*** SOURCE DATA Section Begins ***

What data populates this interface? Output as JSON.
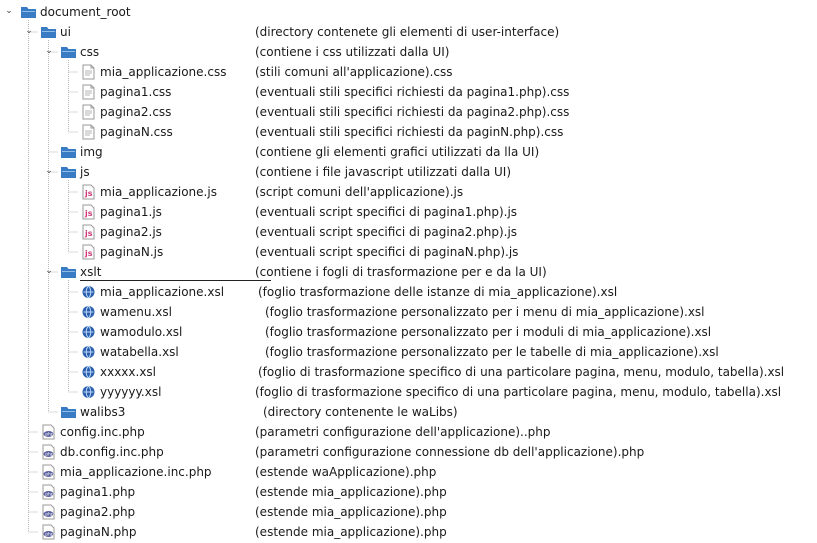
{
  "tree": {
    "rows": [
      {
        "level": 0,
        "icon": "folder-icon",
        "expanded": true,
        "name": "document_root",
        "desc": ""
      },
      {
        "level": 1,
        "icon": "folder-icon",
        "expanded": true,
        "name": "ui",
        "desc": "(directory contenete gli elementi di user-interface)"
      },
      {
        "level": 2,
        "icon": "folder-icon",
        "expanded": true,
        "name": "css",
        "desc": "(contiene i css utilizzati dalla UI)"
      },
      {
        "level": 3,
        "icon": "css-file-icon",
        "name": "mia_applicazione.css",
        "desc": "(stili comuni all'applicazione).css"
      },
      {
        "level": 3,
        "icon": "css-file-icon",
        "name": "pagina1.css",
        "desc": "(eventuali stili specifici richiesti da pagina1.php).css"
      },
      {
        "level": 3,
        "icon": "css-file-icon",
        "name": "pagina2.css",
        "desc": "(eventuali stili specifici richiesti da pagina2.php).css"
      },
      {
        "level": 3,
        "icon": "css-file-icon",
        "name": "paginaN.css",
        "desc": "(eventuali stili specifici richiesti da paginN.php).css"
      },
      {
        "level": 2,
        "icon": "folder-icon",
        "name": "img",
        "desc": "(contiene gli elementi grafici utilizzati da lla UI)"
      },
      {
        "level": 2,
        "icon": "folder-icon",
        "expanded": true,
        "name": "js",
        "desc": "(contiene i file javascript utilizzati dalla UI)"
      },
      {
        "level": 3,
        "icon": "js-file-icon",
        "name": "mia_applicazione.js",
        "desc": "(script comuni dell'applicazione).js"
      },
      {
        "level": 3,
        "icon": "js-file-icon",
        "name": "pagina1.js",
        "desc": "(eventuali script specifici di pagina1.php).js"
      },
      {
        "level": 3,
        "icon": "js-file-icon",
        "name": "pagina2.js",
        "desc": "(eventuali script specifici di pagina2.php).js"
      },
      {
        "level": 3,
        "icon": "js-file-icon",
        "name": "paginaN.js",
        "desc": "(eventuali script specifici di paginaN.php).js"
      },
      {
        "level": 2,
        "icon": "folder-icon",
        "expanded": true,
        "selected": true,
        "name": "xslt",
        "desc": "(contiene i fogli di trasformazione per e da la UI)"
      },
      {
        "level": 3,
        "icon": "xsl-file-icon",
        "name": "mia_applicazione.xsl",
        "desc": "(foglio trasformazione delle istanze di mia_applicazione).xsl"
      },
      {
        "level": 3,
        "icon": "xsl-file-icon",
        "name": "wamenu.xsl",
        "desc": "(foglio trasformazione personalizzato per i menu di mia_applicazione).xsl"
      },
      {
        "level": 3,
        "icon": "xsl-file-icon",
        "name": "wamodulo.xsl",
        "desc": "(foglio trasformazione personalizzato per i moduli di mia_applicazione).xsl"
      },
      {
        "level": 3,
        "icon": "xsl-file-icon",
        "name": "watabella.xsl",
        "desc": "(foglio trasformazione personalizzato per le tabelle di mia_applicazione).xsl"
      },
      {
        "level": 3,
        "icon": "xsl-file-icon",
        "name": "xxxxx.xsl",
        "desc": "(foglio di trasformazione specifico di una particolare pagina, menu, modulo, tabella).xsl"
      },
      {
        "level": 3,
        "icon": "xsl-file-icon",
        "name": "yyyyyy.xsl",
        "desc": "(foglio di trasformazione specifico di una particolare pagina, menu, modulo, tabella).xsl"
      },
      {
        "level": 2,
        "icon": "folder-icon",
        "name": "walibs3",
        "desc": "(directory contenente le waLibs)"
      },
      {
        "level": 1,
        "icon": "php-file-icon",
        "name": "config.inc.php",
        "desc": "(parametri configurazione dell'applicazione)..php"
      },
      {
        "level": 1,
        "icon": "php-file-icon",
        "name": "db.config.inc.php",
        "desc": "(parametri configurazione connessione db dell'applicazione).php"
      },
      {
        "level": 1,
        "icon": "php-file-icon",
        "name": "mia_applicazione.inc.php",
        "desc": "(estende waApplicazione).php"
      },
      {
        "level": 1,
        "icon": "php-file-icon",
        "name": "pagina1.php",
        "desc": "(estende mia_applicazione).php"
      },
      {
        "level": 1,
        "icon": "php-file-icon",
        "name": "pagina2.php",
        "desc": "(estende mia_applicazione).php"
      },
      {
        "level": 1,
        "icon": "php-file-icon",
        "name": "paginaN.php",
        "desc": "(estende mia_applicazione).php"
      }
    ]
  },
  "colors": {
    "folder": "#3a7cc4",
    "folder_light": "#8fbde8",
    "js_accent": "#d0357a",
    "php_accent": "#5a5f9e",
    "xsl_accent": "#2a5fae"
  }
}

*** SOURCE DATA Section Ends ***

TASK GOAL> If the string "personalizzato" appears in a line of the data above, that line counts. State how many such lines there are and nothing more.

EXERCISE RESPONSE> 3